1
$\begingroup$

I am currently studying the free modules and I am stuck in the following question. Please help me.

I know that if $M$ is a free module on an infinite subset $A$ over a ring $R$ (not necessarily commutative) with unity and if $B$ is another subset of $M$ such that $M$ is also free on $B$, then $card(A) = card(B)$. What I questioned myself is the following:

Let $M$ be a free module on an infinite subset $A$ over a ring $R$ (not necessarily commutative) with unity. If $N$ is a submodule of $M$ such that $N$ is free on a subset $B$, then is this true that $card(B) \leq card(A)$?
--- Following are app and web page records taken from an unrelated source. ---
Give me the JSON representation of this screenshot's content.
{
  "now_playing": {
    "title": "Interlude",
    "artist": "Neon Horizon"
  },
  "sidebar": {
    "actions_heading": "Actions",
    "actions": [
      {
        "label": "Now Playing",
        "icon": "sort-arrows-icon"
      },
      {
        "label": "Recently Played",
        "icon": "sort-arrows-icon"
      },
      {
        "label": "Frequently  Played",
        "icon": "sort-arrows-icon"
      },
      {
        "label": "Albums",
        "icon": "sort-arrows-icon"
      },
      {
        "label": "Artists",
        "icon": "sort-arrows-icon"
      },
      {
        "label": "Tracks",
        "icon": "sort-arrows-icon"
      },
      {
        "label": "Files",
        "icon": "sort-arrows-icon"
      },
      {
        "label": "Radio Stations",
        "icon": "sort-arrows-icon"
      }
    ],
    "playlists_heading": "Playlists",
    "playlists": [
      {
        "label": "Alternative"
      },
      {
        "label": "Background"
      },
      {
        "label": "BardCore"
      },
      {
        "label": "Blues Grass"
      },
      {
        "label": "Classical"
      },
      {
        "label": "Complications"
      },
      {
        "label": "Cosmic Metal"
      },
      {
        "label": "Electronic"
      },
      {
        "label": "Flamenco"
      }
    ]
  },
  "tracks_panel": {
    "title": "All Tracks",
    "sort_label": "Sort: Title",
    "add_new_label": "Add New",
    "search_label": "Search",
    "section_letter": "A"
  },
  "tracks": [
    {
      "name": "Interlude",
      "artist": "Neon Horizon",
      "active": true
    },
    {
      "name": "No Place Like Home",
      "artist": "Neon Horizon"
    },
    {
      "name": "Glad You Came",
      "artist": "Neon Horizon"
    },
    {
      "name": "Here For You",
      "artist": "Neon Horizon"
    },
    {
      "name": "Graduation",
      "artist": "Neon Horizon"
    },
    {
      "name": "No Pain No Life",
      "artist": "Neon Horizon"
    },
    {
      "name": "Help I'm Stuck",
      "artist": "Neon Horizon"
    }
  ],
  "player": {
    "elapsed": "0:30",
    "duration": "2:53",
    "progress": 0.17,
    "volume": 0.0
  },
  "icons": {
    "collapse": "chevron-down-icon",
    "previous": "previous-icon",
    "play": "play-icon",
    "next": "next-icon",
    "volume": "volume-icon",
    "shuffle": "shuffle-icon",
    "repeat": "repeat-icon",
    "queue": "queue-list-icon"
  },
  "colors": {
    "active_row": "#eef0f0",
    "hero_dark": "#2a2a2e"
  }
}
I know that since $R$ is non-commutative, therefore, the cardinalities of the free bases for $N$ may differ. But, my question is, if $B$ is any one of the free bases for $N$, then is this true that the cardinality of $B$ is smaller than or equal to the cardinality of $A$? I also know that if $R$ is a PID, then the answer is affirmative. But I am not able to solve the above-mentioned question. Please help me.
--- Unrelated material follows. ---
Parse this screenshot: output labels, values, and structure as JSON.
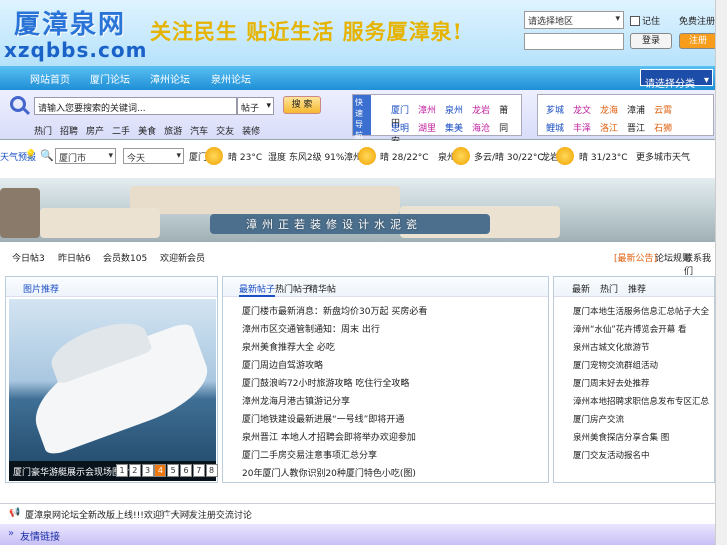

$\endgroup$
2
  • $\begingroup$ The answer to your question is no. There exist rings A such that the free module A is isomorphic to the free module A^3. (Yes, it is weird) $\endgroup$ Aug 29, 2023 at 0:19
  • 1
    $\begingroup$ You should look into Lam's book on modules, which has a chapter dedicated to this sort of thing. $\endgroup$ Aug 29, 2023 at 0:19

1 Answer 1
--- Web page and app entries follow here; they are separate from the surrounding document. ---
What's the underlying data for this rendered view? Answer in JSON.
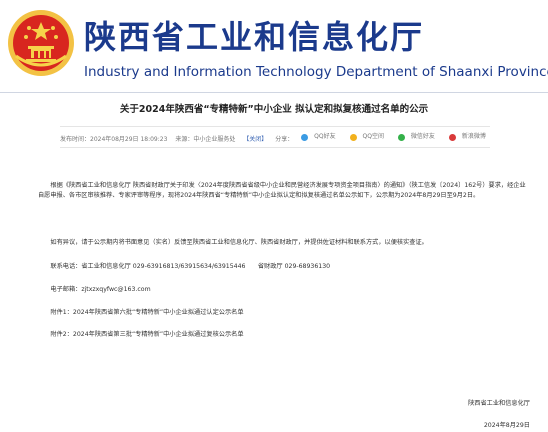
{
  "header": {
    "title_cn": "陕西省工业和信息化厅",
    "title_en": "Industry and Information Technology Department of Shaanxi Province"
  },
  "article": {
    "title": "关于2024年陕西省“专精特新”中小企业 拟认定和拟复核通过名单的公示",
    "meta": {
      "published": "发布时间：2024年08月29日 18:09:23",
      "source": "来源：中小企业服务处",
      "close": "【关闭】",
      "share_label": "分享：",
      "share": [
        {
          "label": "QQ好友",
          "icon": "qq-icon",
          "color": "#3b9be3"
        },
        {
          "label": "QQ空间",
          "icon": "qzone-icon",
          "color": "#f2b11d"
        },
        {
          "label": "微信好友",
          "icon": "wechat-icon",
          "color": "#34b14a"
        },
        {
          "label": "新浪微博",
          "icon": "weibo-icon",
          "color": "#d93a3a"
        }
      ]
    },
    "paragraphs": [
      "根据《陕西省工业和信息化厅 陕西省财政厅关于印发〈2024年度陕西省省级中小企业和民营经济发展专项资金项目指南〉的通知》（陕工信发〔2024〕162号）要求，经企业自愿申报、各市区审核推荐、专家评审等程序，现将2024年陕西省“专精特新”中小企业拟认定和拟复核通过名单公示如下，公示期为2024年8月29日至9月2日。",
      "如有异议，请于公示期内将书面意见（实名）反馈至陕西省工业和信息化厅、陕西省财政厅，并提供佐证材料和联系方式，以便核实查证。",
      "联系电话：省工业和信息化厅 029-63916813/63915634/63915446　　省财政厅 029-68936130",
      "电子邮箱：zjtxzxqyfwc@163.com",
      "附件1：2024年陕西省第六批“专精特新”中小企业拟通过认定公示名单",
      "附件2：2024年陕西省第三批“专精特新”中小企业拟通过复核公示名单"
    ],
    "sign_org": "陕西省工业和信息化厅",
    "sign_date": "2024年8月29日"
  },
  "colors": {
    "brand": "#1b3a8c",
    "emblem_red": "#d8261f",
    "emblem_gold": "#f6c94a"
  }
}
1
$\begingroup$

Let $V$ be an uncountable-dimensional vector space over some field $k$ and let $R=\operatorname{End}_k(V)$. Note that then for any $k$-vector space $W$, there is a natural left $R$-module structure on $\operatorname{Hom}_k(W,V)$ which coincides with the usual left $R$-module structure on $R$ when $W=V$. So as a left $R$-module, $$R=\operatorname{Hom}_k(V,V)\cong \operatorname{Hom}_k(V^{\oplus{\dim V}},V)\cong \operatorname{Hom}_k(V,V)^{\dim V}=R^{\dim V},$$ since $V\cong V^{\oplus{\dim V}}$. In particular, this means there is a submodule of $R$ which is free of rank $\dim V$. So, if you take a free $R$-module on a countably infinite set, it has a submodule which is free on an uncountable set.

$\endgroup$

You must log in to answer this question.

Not the answer you're looking for? Browse other questions tagged .